More than half of respondents indicated their importance within the facility had increased, with the majority of RHIAs and almost half of RHITs responded that their importance had increased moderately or greatly. This increase may be due to the fact that the privacy rule placed an increased emphasis on health information, thereby placing more attention on HIM professionals.
The information gathered through this survey provides insight into some important issues surrounding the implementation efforts made toward the HIPAA privacy rule in facilities across the state of Pennsylvania. It is exciting to see that HIM professionals hold a central role in this area of HIPAA in addition to their involvement in the development and deployment of policies that affect all healthcare professionals within their organizations. Findings also suggest that many HIM professionals feel that their level of importance within their facility has increased due to the additional responsibilities, which may lead to increased visibility within their respective organizations.

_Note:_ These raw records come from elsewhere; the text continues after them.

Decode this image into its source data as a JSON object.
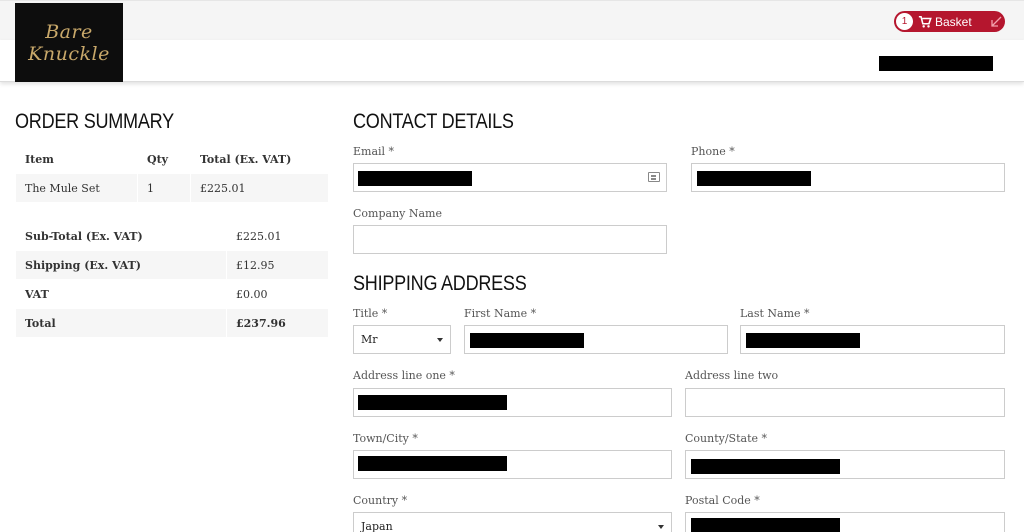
{
  "brand": {
    "line1": "Bare",
    "line2": "Knuckle"
  },
  "basket": {
    "count": "1",
    "label": "Basket",
    "accent": "#b5162e"
  },
  "order_summary": {
    "title": "ORDER SUMMARY",
    "columns": [
      "Item",
      "Qty",
      "Total (Ex. VAT)"
    ],
    "items": [
      {
        "name": "The Mule Set",
        "qty": "1",
        "total": "£225.01"
      }
    ],
    "totals": [
      {
        "label": "Sub-Total (Ex. VAT)",
        "value": "£225.01"
      },
      {
        "label": "Shipping (Ex. VAT)",
        "value": "£12.95"
      },
      {
        "label": "VAT",
        "value": "£0.00"
      },
      {
        "label": "Total",
        "value": "£237.96"
      }
    ]
  },
  "contact": {
    "title": "CONTACT DETAILS",
    "email_label": "Email *",
    "phone_label": "Phone *",
    "company_label": "Company Name",
    "company_value": ""
  },
  "shipping": {
    "title": "SHIPPING ADDRESS",
    "title_label": "Title *",
    "title_value": "Mr",
    "first_name_label": "First Name *",
    "last_name_label": "Last Name *",
    "address1_label": "Address line one *",
    "address2_label": "Address line two",
    "address2_value": "",
    "town_label": "Town/City *",
    "county_label": "County/State *",
    "country_label": "Country *",
    "country_value": "Japan",
    "postal_label": "Postal Code *"
  }
}
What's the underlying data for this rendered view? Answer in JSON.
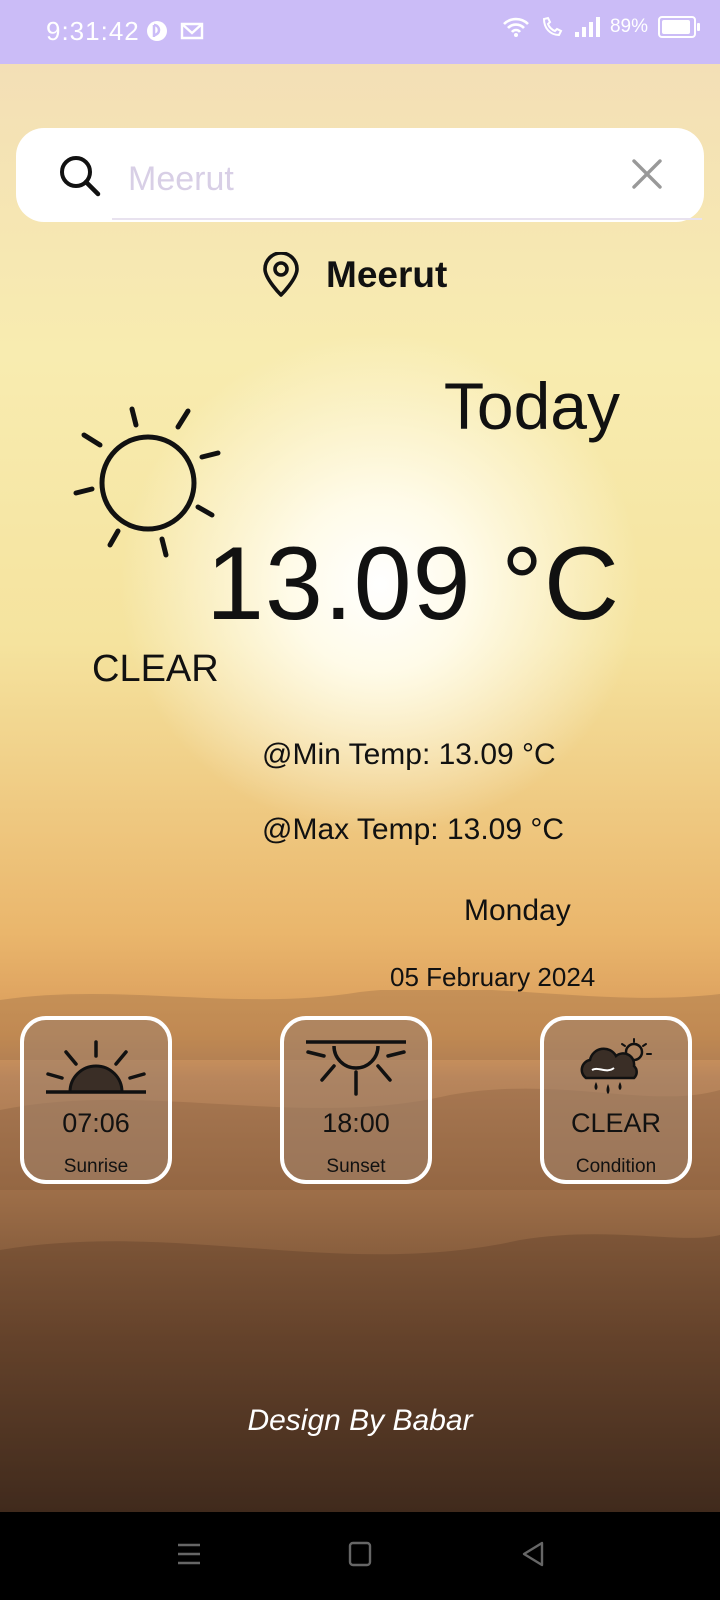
{
  "status_bar": {
    "time": "9:31:42",
    "battery": "89%",
    "battery_level": 0.89
  },
  "search": {
    "placeholder": "Meerut",
    "value": ""
  },
  "location": {
    "name": "Meerut"
  },
  "weather": {
    "heading": "Today",
    "temperature": "13.09 °C",
    "condition": "CLEAR",
    "min_temp": "@Min Temp: 13.09 °C",
    "max_temp": "@Max Temp: 13.09 °C",
    "day": "Monday",
    "date": "05 February 2024"
  },
  "cards": [
    {
      "value": "07:06",
      "label": "Sunrise",
      "icon": "sunrise-icon"
    },
    {
      "value": "18:00",
      "label": "Sunset",
      "icon": "sunset-icon"
    },
    {
      "value": "CLEAR",
      "label": "Condition",
      "icon": "cloud-sun-rain-icon"
    }
  ],
  "footer": {
    "credit": "Design By Babar"
  },
  "colors": {
    "status_bar": "#cbbcf7",
    "card_border": "#ffffff",
    "nav_bar": "#000000"
  }
}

Patricia Anania Firouzan, MSIS, RHIA, is an assistant professor in the department of health information management at the University of Pittsburgh.
James McKinnon is a health information clerk at Children’s Hospital in Pittsburgh, PA. McKinnon graduated from the University of Pittsburgh’s HIM program with a Bachelor of Science degree. Currently, he is a part-time graduate student at the University of Pittsburgh Graduate School of Public and International affairs majoring in non-profit management with a healthcare emphasis. McKinnon plans to become a registered health information manager in the near future.
1. Health Privacy Project. “Summary of HIPAA Privacy Rule.” Institute for Health Care Research and Policy, Georgetown University, September 13, 2002. Available at www.healthprivacy.org.
3. Amatayakul, Margret. “On the Fast Track to Privacy Rule Compliance.” Journal of AHIMA 74, no. 2 (2003): 16A-D.
4. HIMSS/Phoenix Health System. “U.S. Healthcare Industry Quarterly HIPAA Compliance Survey Results.” Winter 2003, p. 2. Available at http://www.himss.org/asp/industry_research.asp?PageNum=2.
5. Healthcare Financial Management Association, “HIPAA Update Survey.” Available at http://www.hfma.org/resource/HIPAAupdatereport.pdf.
6. HCCA and Walker Information. “2002 Profile of Health Care Compliance Officers.” Available at http://www.hcca-info.org/Content/NavigationMenu/Compliance_Resources/Surveys/Annualsurvey5th.pdf.
7. HCCA. “2002 HCCA HIPAA Readiness Survey Results.” Available at http://www.hcca-info.org/Content/NavigationMenu/About_HCCA/Press_Releases/3rdHIPAAsurv_results0212.ppt.
8. NCQA and Georgetown University Health Privacy Project. “California HIPAA Privacy Implementation Survey.” April 2002. Available at http://www.kaisernetwork.org/health_cast/uploaded_files/4.16.02_Exec.Summary.pdf.
9. American Hospital Association. “Hospital Statistics, 2002.” Available at http://www.hospitalconnect.com/aha/resource_center/fastfacts/fast_facts_US_hospitals.html.
Article citation: Perspectives in Health Information Management 1;3, Spring 2004